U.S. Labor Secretary Marty Walsh made waves last week when he said in an interview that the U.S. economy is at a “fragile point” as the result of the rising threat of the Covid delta variant and swirling employment issues.
“[We] can’t let this get out of control,”he told Yahoo Finance. “We’re at a certain fragile point in our economy right now. Things are moving in the right direction. People are traveling. Tourism is picking up. Manufacturing is happening. Job growth is happening — and to have it go backwards would be tough.”
The good news: This “fragile point” is the result of some recent strength.

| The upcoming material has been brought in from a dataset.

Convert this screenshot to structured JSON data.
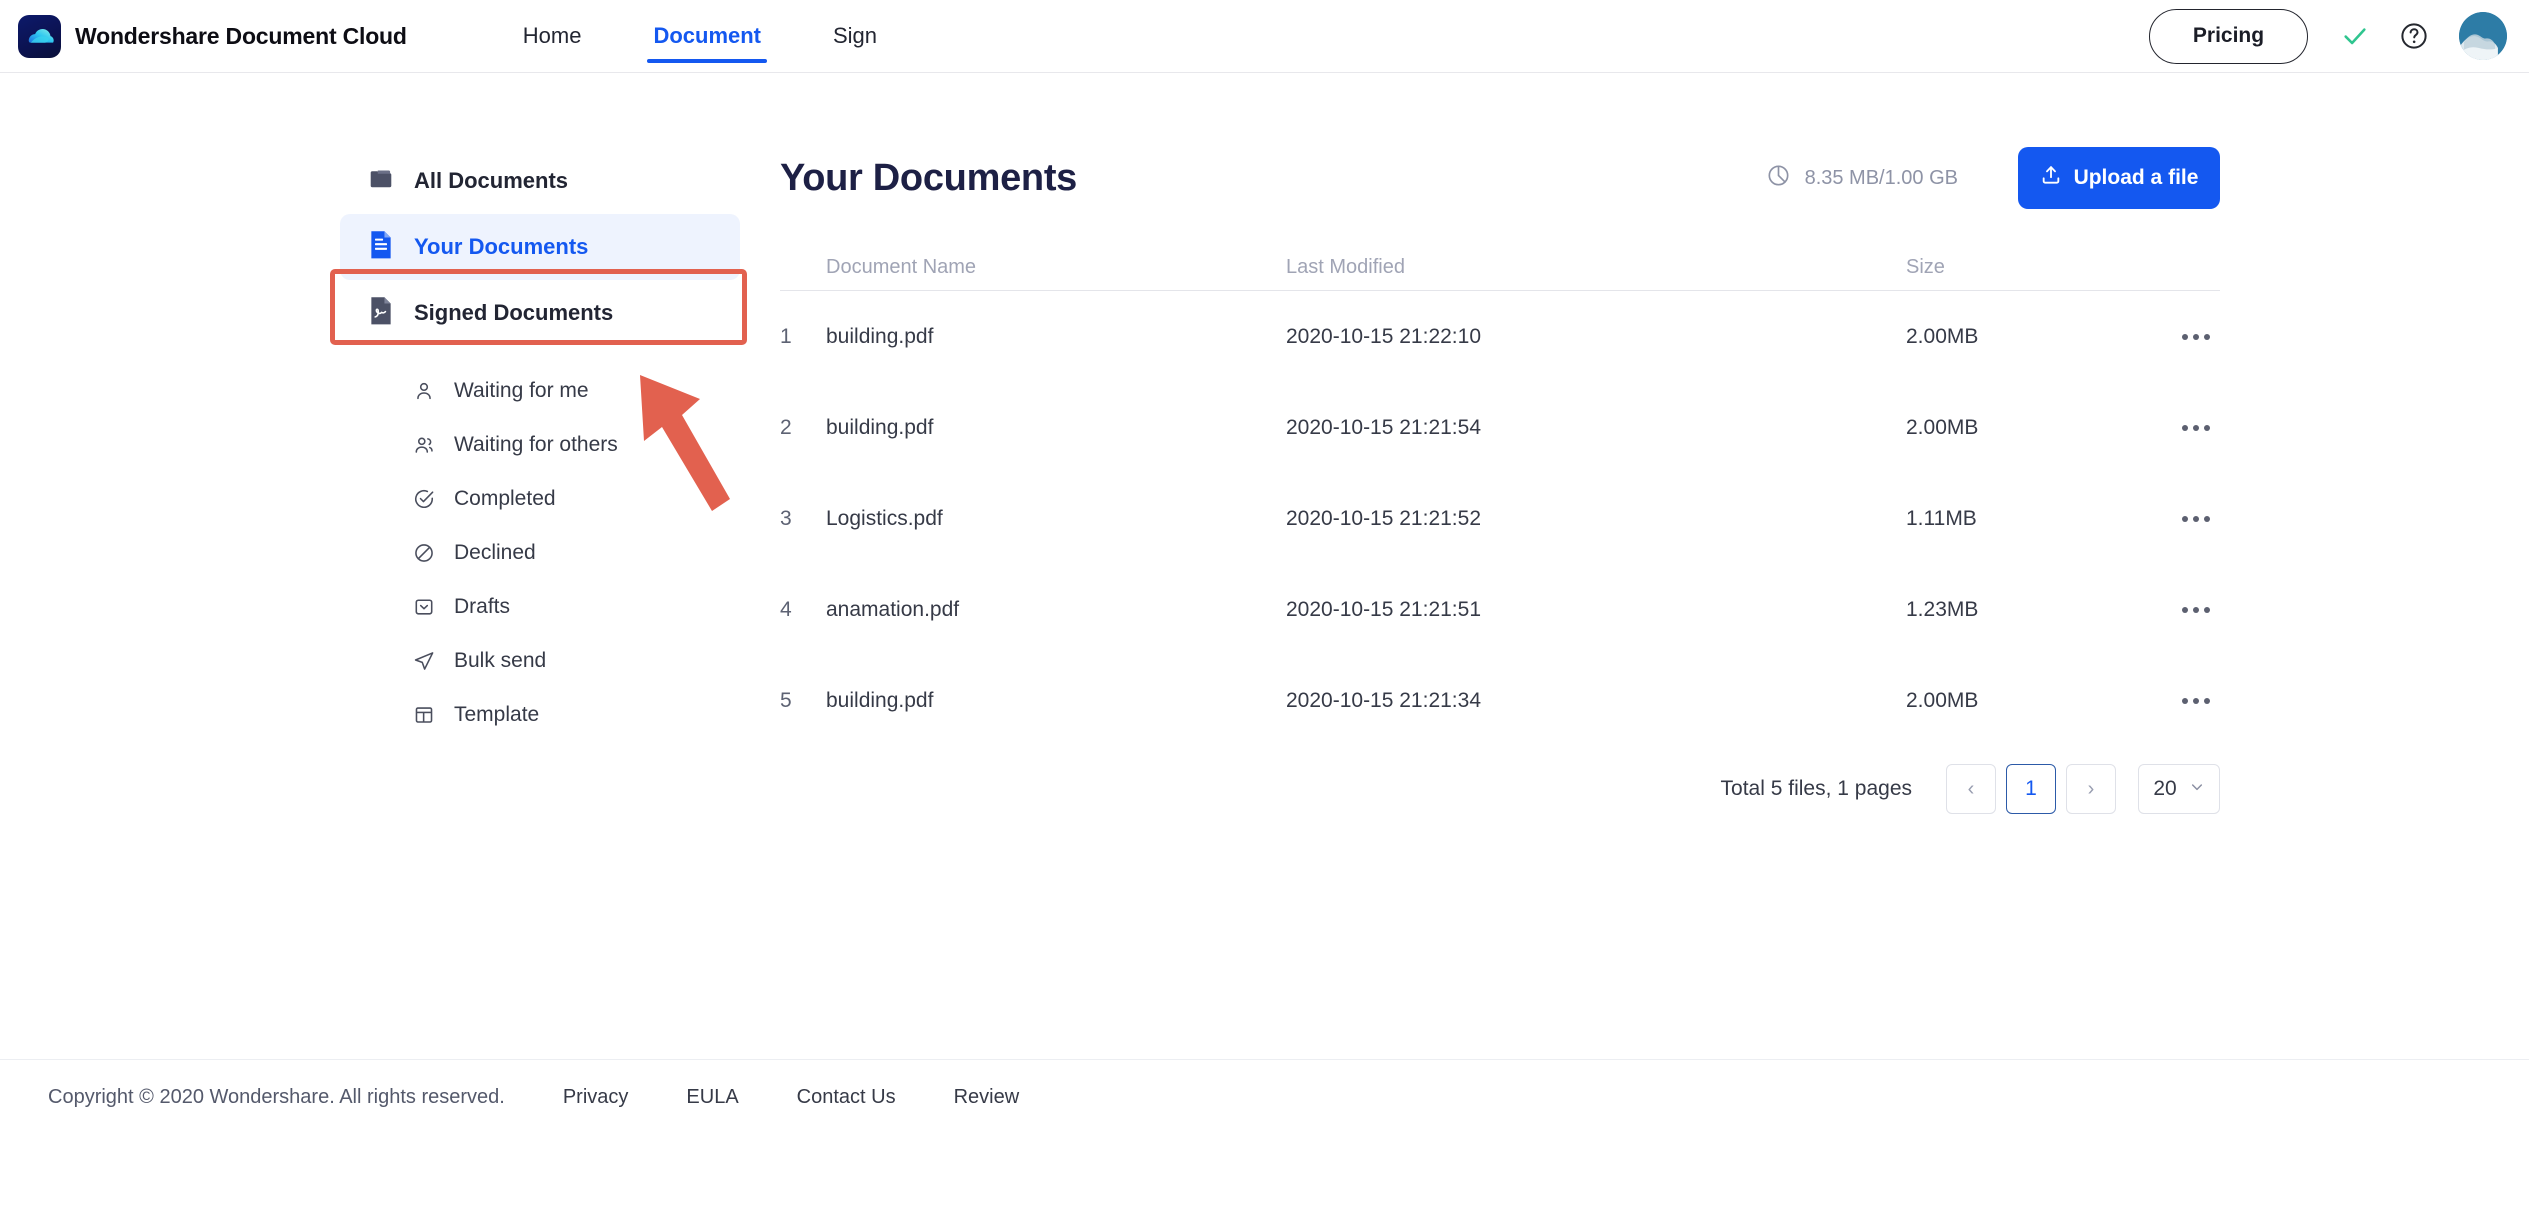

July marked one of the most successful months for employment in recent memory, as non-farm payrolls rose by 943,000 and the unemployment rate fell to 5.4%. Good news, right? And it exceeded expectations.
The bad news: You’ve heard of the Covid-19 delta variant, I’m sure. But what about lambda?
Flagged by the World Health Organization as a “variant of interest,” lambda first emerged in Peru and has spread worldwide since late 2020. It’s more easily spread, more severe and more resistant to today’s vaccines than even delta. Fun.
Not only are there fears that the delta variant will slow the improving economic recovery, but lambda could be even worse on that front, further sidelining workers and businesses. Some companies are even slowing the return to work and instituting new mask and vaccine mandates.
Not good news.
My take: Look, the U.S. economy is resilient. We survived the last 18+ months not because of our can-do spirit but because of the fact that the economy is diversified enough to weather a storm in a few sectors without bottoming out. No matter what Covid throws at us, we will find a way through. But the concern is that, having used up all of its rescue measures and prevention measures in 2020, the U.S. doesn’t have much left in its arsenal to combat this latest wave. And we won’t know what’s coming until it gets here.